In Matlock’s very early days, the flat area by the river now occupied by Hall Leys Park would have been a water meadow in winter and good growing land for root vegetables in summer.

The area came to be known as the Haw Lees and was made up of two fields on the east bank of the River Derwent between Matlock Bridge and Matlock Green. A long established footpath linking the two settlements ran through the fields.

The strip of land known as Haw Lees was acquired by Matlock Urban District Council from Henry Knowles in 1898 and the Broadwalk was formed along the route of the riverside footpath.

In 1908 the remainder of the two fields, one of which was still in use as Matlock Town’s football pitch, was bought from Mr Perry, of Manchester, for £3,750.
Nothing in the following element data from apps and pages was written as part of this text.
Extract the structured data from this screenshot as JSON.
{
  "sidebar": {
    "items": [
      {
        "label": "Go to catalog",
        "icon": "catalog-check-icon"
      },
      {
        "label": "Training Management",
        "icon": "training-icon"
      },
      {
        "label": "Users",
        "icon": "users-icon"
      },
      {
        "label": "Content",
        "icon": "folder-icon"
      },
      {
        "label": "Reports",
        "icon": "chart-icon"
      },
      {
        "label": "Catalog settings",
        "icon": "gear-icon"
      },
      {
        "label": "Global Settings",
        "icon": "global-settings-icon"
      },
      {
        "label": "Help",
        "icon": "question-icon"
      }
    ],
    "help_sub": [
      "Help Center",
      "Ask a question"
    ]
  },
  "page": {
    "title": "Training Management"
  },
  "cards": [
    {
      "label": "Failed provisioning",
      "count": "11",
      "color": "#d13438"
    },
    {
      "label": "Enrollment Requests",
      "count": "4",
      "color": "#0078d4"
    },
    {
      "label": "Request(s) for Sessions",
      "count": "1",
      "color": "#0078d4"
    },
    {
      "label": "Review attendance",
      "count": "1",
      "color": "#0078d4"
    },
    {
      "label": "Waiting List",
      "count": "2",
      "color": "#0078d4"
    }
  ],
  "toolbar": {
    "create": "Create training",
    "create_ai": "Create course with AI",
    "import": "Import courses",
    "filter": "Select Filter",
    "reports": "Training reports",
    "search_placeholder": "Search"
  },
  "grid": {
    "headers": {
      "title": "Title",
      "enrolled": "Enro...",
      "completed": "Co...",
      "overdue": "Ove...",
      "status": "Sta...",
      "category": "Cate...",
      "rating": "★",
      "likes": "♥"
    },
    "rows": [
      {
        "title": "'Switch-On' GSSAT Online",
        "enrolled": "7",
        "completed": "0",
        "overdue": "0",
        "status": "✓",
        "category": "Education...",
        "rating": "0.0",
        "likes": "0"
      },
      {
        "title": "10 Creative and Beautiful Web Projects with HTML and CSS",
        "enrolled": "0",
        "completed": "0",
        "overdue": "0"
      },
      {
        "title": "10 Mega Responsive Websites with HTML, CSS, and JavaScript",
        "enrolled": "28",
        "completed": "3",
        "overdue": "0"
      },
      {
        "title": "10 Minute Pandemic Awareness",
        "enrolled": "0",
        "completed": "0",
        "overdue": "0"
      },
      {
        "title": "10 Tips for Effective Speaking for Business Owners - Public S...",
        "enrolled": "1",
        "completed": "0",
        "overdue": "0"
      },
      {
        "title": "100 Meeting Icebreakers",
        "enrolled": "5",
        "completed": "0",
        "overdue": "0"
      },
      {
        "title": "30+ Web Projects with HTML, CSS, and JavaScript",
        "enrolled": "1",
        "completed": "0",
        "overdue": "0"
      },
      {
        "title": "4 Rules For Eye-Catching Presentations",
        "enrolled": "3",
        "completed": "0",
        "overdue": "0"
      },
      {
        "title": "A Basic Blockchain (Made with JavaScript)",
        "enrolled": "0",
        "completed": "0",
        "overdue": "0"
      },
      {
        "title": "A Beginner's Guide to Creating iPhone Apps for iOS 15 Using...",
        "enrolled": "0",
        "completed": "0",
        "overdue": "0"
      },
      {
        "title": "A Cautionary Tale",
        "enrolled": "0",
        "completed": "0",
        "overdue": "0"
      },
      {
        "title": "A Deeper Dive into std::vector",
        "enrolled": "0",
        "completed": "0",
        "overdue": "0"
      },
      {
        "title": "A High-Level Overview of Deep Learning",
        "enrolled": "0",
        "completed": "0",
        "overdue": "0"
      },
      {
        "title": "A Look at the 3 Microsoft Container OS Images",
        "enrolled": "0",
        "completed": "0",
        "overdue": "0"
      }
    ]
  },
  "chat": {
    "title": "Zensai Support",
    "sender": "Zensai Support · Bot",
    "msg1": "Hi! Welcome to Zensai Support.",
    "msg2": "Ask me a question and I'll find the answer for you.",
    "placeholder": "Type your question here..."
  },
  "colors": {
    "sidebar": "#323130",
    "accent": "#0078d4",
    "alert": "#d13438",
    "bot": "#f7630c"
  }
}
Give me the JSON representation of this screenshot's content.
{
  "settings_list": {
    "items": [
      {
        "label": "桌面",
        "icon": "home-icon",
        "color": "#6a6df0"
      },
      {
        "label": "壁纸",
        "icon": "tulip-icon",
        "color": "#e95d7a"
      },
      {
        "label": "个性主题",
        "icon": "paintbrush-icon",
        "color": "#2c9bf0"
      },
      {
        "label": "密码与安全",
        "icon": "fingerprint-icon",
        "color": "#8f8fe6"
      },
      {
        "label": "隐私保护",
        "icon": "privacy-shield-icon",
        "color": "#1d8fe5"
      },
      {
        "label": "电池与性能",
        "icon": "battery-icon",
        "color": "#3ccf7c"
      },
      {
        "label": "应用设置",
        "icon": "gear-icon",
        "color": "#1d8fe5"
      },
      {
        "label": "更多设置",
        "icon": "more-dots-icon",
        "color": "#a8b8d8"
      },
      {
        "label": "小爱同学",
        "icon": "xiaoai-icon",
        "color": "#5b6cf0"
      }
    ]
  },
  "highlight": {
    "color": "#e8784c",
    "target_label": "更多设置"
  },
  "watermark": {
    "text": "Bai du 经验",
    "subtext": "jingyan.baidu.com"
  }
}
Local architect John Nuttall provided a design for the park and Hall Leys Park was officially opened on June 23, 1911. The opening coincided with the celebrations for the coronation of King George V.

The town’s war memorial and a wishing well stand at the Crown Square end of the park. Beside these is the shelter from the former cable tramway which was moved to the park when the tramway ceased to operate in 1927, still complete with the clock. The clock presented a challenge to anyone who thought they could run from Crown Square to Matlock Green in the time that the clock took to strike 12. This was only achieved once, by a Mr WR Bradbury and friend before the First World War.

Two floods are commemorated at the end of the footbridge from Old English Road to the park, with a marker showing how high the flood waters reached. These floods occurred on consecutive dates, with an interval of five years: Sunday, December 8, 1960 and Thursday, December 9, 1965.

In 2004–2005 the park underwent major regeneration, with a complete overhaul of the children’s playground at the far end of the park and the replacement of the old tennis courts with a skateboard park.

The park was again recognised as one of the country’s best green spaces just last year with a third consecutive Green Flag Award in July 2010.